Finally, providers must stay abreast of the most current CPT codes and modifiers, particularly since proper coding can help meet quality measures and deliver additional revenue to practices.

What to look for in an enablement partner:

Medical practices today are face-to-face with an alphabet soup of metrics. An effective enablement partner is an expert who will help them navigate these metrics and build tools that enable accurate reporting to payers. The most valuable partners are interested in collaborating with physicians on achieving their goals: high quality care, patient satisfaction, and lower cost. They are not technologists focused solely on software.

The right partner understands that a medical practice is not simply buying a word processor for note taking, but a tool for improving patient care. And the right partner also understands that workflows and processes adopted from manufacturing or architecture are far less likely to succeed than systems which directly reflect the needs of physician practices.

The electronic health records industry is undergoing a huge transformation. Large numbers of vendors are entering, and then leaving the market, and not all of them understand the needs of medical practices from the inside. Indeed, many have little or no experience in medicine.3

Medical practices would do well to choose a partner whom they feel they can trust, who understand their particular needs and operating style. Ideally this partner will also be financially and operationally sound with proven metrics that demonstrate the validity of its methodologies.

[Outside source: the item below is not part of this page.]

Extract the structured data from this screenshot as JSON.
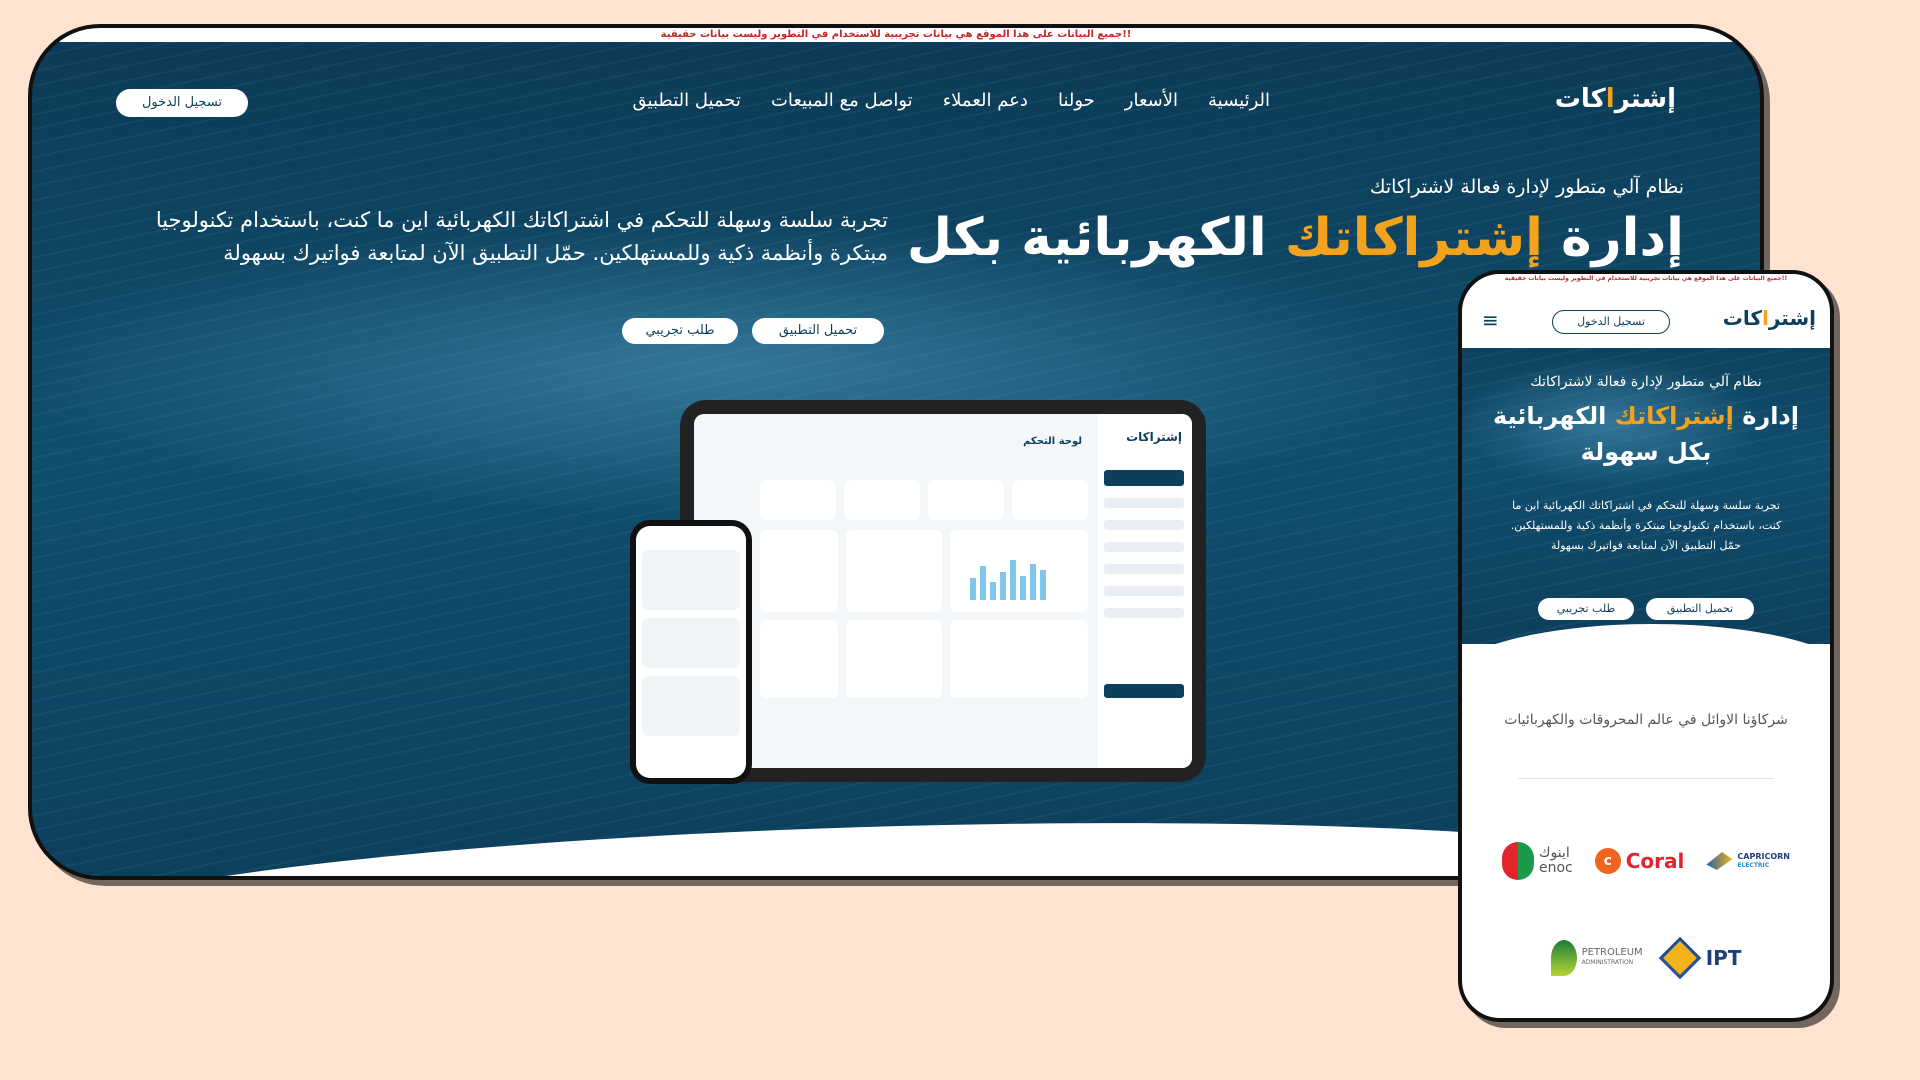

Effective medical practices have always understood the need to be cognizant of the underlying metrics for both individual and population health in their panels. But in the past this has been achieved, not always effectively, with hard copy charts and records. Medical practices should invest in technology that supports comprehensive patient care first, while being mindful of payer reporting demands.

Continuum Health is a physician enablement company that optimizes value-based commerce through population health, practice transformation, applied analytics and network development services. The company offers proven, strategic business and clinical solutions empowering ambulatory and community-based enterprises and other providers to enhance patient access and experience, improve health and lower overall costs. Continuum serves 1,500+ primary care physicians, specialists and nurse practitioners caring for hundreds of thousands of patients across the country.

1CMS website: “What are quality measures and how are they developed?” http://www.cms.gov/Medicare/Quality-Initiatives-Patient-Assessment-Instruments/QualityMeasures/index.html?redirect=/ QUALITYMEASURES/ downloaded October 3, 2014

2http://www.ncqa.org/HEDISQualityMeasurement.aspx and http://www.cms.gov/Medicare/Quality-“>http://www.cms.gov/Medicare/Quality-Initiatives-Patient-Assessment-Instruments/PQRS/index.html?redirect=/PQRS/

3“IT entrepreneurs rush into healthcare, but will human touch be missing?” from ModernHealthCare. com, posted September 6, 2014, downloaded October 3, 2014